Reports like that of McBride's intentions are got up perhaps to draw in recruits, but the success in bringing larger bodies of the rebels together in other parts of the State show how extensive the secret organizations were, and there may be some cause for the report.

I have sent spies to McBride's camp, but it is so difficult for them to get through the country that they cannot move very rapidly to bring me information in time. A secret agent of a Union organization visited me yesterday, with a view to arranging some place by which a large number of Arkansas citizens could escape. They live south of the river, but will cross the mountains if they can meet a force of our troops on this side. He reports that a regiments was made up, and through the indiscretion of some of its officers the plot was discovered and the whole captured-a large number having arms; about 200 put in prison. General Hindman is very sick; not expected to live. One report says he was shot by one of the conscripts and his arm broken. I cannot get any confirmation of the report of the meeting of the Texan regiments.
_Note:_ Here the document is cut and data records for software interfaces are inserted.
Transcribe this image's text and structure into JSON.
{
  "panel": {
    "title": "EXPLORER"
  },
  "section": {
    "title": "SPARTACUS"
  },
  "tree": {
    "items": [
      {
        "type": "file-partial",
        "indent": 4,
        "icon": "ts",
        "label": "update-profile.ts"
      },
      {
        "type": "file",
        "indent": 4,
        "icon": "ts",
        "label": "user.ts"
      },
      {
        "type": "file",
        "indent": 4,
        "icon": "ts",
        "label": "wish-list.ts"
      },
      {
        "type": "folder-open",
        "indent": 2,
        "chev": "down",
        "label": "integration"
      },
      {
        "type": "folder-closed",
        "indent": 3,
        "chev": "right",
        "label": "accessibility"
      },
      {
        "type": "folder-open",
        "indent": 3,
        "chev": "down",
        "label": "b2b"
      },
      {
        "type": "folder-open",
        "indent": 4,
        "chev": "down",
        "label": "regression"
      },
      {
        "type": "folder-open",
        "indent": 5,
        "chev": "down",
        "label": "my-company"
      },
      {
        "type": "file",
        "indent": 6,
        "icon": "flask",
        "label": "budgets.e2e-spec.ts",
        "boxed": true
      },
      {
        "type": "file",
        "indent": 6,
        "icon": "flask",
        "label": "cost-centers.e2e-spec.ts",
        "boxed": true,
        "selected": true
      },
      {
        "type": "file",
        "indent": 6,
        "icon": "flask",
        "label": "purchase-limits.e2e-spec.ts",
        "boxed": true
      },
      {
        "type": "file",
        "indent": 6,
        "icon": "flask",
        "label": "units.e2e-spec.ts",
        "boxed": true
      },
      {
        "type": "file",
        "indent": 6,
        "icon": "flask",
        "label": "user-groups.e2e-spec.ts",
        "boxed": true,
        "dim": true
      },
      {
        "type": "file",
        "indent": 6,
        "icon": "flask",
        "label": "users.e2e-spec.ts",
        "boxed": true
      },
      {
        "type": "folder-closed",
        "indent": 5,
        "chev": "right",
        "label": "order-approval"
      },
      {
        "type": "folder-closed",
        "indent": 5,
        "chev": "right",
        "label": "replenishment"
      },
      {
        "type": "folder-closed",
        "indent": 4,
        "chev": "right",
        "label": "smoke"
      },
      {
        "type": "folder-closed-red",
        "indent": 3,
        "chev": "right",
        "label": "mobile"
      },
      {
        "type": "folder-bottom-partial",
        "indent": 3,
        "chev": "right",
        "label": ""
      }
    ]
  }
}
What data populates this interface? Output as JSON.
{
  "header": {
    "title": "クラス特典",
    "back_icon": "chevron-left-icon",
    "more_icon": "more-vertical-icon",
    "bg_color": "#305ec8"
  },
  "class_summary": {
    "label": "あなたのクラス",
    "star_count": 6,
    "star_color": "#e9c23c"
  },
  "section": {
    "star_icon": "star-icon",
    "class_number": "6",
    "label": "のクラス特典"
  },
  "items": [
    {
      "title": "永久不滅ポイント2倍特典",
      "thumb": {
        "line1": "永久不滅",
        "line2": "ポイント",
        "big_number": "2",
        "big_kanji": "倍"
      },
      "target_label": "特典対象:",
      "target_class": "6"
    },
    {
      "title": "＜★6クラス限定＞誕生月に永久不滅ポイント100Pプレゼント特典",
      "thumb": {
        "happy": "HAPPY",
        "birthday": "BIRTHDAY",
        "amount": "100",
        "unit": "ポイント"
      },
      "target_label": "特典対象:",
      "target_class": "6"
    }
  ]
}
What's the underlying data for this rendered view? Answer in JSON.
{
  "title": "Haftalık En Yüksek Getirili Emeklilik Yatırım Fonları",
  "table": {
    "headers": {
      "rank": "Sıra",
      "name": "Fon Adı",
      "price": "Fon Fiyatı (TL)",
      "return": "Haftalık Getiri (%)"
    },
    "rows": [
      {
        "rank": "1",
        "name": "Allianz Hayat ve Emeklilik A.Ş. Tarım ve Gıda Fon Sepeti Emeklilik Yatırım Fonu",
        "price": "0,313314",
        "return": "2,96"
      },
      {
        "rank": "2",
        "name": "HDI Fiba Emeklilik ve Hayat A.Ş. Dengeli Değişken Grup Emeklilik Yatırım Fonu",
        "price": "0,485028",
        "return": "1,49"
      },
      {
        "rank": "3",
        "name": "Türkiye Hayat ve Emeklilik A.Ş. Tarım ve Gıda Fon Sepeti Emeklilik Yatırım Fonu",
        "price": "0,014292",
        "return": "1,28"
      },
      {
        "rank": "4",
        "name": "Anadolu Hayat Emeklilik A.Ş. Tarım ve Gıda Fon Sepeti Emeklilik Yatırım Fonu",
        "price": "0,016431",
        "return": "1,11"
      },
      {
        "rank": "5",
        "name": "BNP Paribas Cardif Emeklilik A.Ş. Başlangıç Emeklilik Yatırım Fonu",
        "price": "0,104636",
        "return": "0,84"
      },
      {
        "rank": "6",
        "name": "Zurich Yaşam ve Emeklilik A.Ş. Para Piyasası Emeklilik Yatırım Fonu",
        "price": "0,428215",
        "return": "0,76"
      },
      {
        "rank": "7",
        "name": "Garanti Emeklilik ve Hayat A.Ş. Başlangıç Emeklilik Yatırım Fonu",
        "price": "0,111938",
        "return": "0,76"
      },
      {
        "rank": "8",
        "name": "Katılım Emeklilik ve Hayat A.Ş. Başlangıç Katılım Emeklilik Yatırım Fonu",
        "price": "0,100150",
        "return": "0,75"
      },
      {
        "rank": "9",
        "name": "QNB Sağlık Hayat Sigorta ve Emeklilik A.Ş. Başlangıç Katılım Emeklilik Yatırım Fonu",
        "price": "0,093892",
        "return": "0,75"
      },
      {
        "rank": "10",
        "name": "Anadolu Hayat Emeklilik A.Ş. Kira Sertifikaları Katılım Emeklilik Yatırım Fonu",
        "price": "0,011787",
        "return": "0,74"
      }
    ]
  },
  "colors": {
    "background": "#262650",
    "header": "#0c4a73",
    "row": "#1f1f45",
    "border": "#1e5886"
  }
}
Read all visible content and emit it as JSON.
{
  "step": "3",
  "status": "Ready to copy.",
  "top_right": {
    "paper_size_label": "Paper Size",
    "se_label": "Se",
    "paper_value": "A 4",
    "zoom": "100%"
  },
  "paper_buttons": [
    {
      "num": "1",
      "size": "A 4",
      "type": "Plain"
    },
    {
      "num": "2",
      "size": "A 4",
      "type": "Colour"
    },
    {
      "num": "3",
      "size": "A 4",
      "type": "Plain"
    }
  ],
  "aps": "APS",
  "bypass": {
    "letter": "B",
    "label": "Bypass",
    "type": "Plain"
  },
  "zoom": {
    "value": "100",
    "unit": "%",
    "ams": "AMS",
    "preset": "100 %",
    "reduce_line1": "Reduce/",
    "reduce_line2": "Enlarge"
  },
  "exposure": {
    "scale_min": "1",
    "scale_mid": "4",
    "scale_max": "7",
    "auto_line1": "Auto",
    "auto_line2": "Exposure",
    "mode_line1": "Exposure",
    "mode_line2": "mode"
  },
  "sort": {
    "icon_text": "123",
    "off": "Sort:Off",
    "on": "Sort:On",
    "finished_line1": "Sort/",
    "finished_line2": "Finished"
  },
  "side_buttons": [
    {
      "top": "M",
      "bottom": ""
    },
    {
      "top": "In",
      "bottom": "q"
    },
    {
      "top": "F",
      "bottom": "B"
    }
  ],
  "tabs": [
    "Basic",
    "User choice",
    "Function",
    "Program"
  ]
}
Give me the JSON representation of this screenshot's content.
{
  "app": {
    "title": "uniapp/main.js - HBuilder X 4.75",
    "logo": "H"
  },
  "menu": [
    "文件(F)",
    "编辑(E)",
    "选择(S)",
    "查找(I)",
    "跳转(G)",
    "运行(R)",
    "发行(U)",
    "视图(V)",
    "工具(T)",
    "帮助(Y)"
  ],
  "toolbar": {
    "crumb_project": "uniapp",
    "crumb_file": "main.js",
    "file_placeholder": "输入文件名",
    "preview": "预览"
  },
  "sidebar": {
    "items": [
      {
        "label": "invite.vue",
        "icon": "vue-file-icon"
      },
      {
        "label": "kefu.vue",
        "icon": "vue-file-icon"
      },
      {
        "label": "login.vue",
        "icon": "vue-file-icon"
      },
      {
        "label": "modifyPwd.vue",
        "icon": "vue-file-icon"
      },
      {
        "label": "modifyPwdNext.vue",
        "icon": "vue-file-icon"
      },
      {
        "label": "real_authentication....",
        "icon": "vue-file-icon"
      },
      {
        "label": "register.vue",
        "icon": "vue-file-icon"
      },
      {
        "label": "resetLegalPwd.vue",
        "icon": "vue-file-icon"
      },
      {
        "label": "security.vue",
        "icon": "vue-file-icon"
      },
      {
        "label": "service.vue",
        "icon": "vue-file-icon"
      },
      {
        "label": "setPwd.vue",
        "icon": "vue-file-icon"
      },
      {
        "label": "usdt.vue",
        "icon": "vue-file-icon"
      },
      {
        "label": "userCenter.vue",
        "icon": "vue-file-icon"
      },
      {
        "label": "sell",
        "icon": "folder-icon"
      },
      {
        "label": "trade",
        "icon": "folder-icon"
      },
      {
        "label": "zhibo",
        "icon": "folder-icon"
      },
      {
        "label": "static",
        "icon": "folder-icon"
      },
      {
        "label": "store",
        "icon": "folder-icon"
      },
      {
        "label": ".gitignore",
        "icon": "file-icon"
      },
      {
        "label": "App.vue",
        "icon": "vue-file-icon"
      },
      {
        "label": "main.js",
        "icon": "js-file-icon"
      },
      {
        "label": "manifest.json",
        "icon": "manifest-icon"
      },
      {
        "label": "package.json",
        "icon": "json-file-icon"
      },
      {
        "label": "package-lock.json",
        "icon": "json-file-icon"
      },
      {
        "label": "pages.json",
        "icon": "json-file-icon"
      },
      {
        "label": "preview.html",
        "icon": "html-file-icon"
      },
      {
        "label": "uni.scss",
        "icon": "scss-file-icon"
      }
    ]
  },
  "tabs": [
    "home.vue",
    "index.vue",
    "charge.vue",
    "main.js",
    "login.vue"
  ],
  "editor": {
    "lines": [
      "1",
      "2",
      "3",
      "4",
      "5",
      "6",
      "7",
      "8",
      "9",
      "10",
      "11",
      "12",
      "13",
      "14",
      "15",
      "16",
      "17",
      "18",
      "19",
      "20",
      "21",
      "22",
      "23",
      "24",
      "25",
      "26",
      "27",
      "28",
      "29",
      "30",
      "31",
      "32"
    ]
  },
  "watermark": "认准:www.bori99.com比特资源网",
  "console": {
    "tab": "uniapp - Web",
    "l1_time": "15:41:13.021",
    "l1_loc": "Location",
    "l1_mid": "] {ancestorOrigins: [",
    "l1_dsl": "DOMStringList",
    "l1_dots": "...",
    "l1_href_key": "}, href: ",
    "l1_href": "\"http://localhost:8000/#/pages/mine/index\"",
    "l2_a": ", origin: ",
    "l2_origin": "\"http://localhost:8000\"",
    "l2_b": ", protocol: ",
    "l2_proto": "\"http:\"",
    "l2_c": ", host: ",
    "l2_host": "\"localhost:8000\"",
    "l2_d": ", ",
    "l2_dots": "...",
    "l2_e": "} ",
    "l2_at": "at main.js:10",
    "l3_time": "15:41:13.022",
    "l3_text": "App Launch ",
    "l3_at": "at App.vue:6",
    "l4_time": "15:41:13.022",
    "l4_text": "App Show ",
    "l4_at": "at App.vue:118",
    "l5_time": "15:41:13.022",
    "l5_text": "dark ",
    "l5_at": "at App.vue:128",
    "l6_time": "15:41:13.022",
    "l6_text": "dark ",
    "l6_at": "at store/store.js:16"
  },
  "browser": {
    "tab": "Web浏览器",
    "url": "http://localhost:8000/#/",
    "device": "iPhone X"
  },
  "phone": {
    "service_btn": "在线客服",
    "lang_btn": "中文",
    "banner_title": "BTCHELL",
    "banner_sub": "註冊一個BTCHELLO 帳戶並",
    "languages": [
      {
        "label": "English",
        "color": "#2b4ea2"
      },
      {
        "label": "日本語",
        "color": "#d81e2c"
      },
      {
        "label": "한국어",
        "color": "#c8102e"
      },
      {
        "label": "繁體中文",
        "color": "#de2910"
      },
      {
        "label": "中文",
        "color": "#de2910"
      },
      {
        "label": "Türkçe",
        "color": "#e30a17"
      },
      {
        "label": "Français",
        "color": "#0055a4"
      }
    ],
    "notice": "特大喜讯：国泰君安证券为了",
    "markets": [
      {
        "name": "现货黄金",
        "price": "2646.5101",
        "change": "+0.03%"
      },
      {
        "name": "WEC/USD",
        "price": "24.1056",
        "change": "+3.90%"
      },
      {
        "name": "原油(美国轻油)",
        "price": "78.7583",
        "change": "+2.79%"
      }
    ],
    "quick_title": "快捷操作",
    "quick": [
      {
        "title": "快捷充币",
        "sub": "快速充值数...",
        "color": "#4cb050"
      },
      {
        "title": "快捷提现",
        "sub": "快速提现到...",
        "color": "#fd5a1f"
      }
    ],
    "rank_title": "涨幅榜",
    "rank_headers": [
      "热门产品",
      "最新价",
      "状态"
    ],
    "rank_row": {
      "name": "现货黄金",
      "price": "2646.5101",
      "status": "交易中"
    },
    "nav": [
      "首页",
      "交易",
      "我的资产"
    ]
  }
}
The recruiting in Northern Arkansas is for service in Missouri.

I am, very truly, your obedient servant,

E. B. BROWN,

Brigadier-General.

WAR DEPARTMENT,

Washington, August 18, 1862.

Brigadier-General SCHOFIELD,

Saint Louis, Mo.:

You are authorized to make requisitions on the Governor of Illinois for three regiments and on the Governor of Iowa for two regiments.

H. W. HALLECK,

General-in-Chief.

SPRINGFIELD, August 18, 1862.

Brigadier General JOHN M. SCHOFIELD:

Spies from Arkansas-from as far south as Huntsville-Friday night confirm my report of yesterday that there was no organized force north of Boston Mountains. The retrograde movement of the enemy from Carrollton is confirmed. Twenty spies have been sent to the southeast daily for a week. I have nothing but rumors as to McBride's movements. I have stationed the Tenth Illinois, with six howitzers, on the road to Lebanon and at Marshfield to protect the trains with arms. Five companies infantry militia arrived here to-day.

I am greatly in want of tools to work on the intrenchments. Can only work 400 men. I have issued a call to the people to bring in shovels, spades, axes, &c. Block-houses are being erected at several posts by the militia.

E. B. BROWN,

Brigadier-General.

JEFFERSON CITY, August 18, 1862.

Brigadier General JOHN M. SCHOFIELD:

Colonel Catherwood telegraphs the following:

Spies report a strong force near Waverly. Report intention of the enemy, if unsuccessful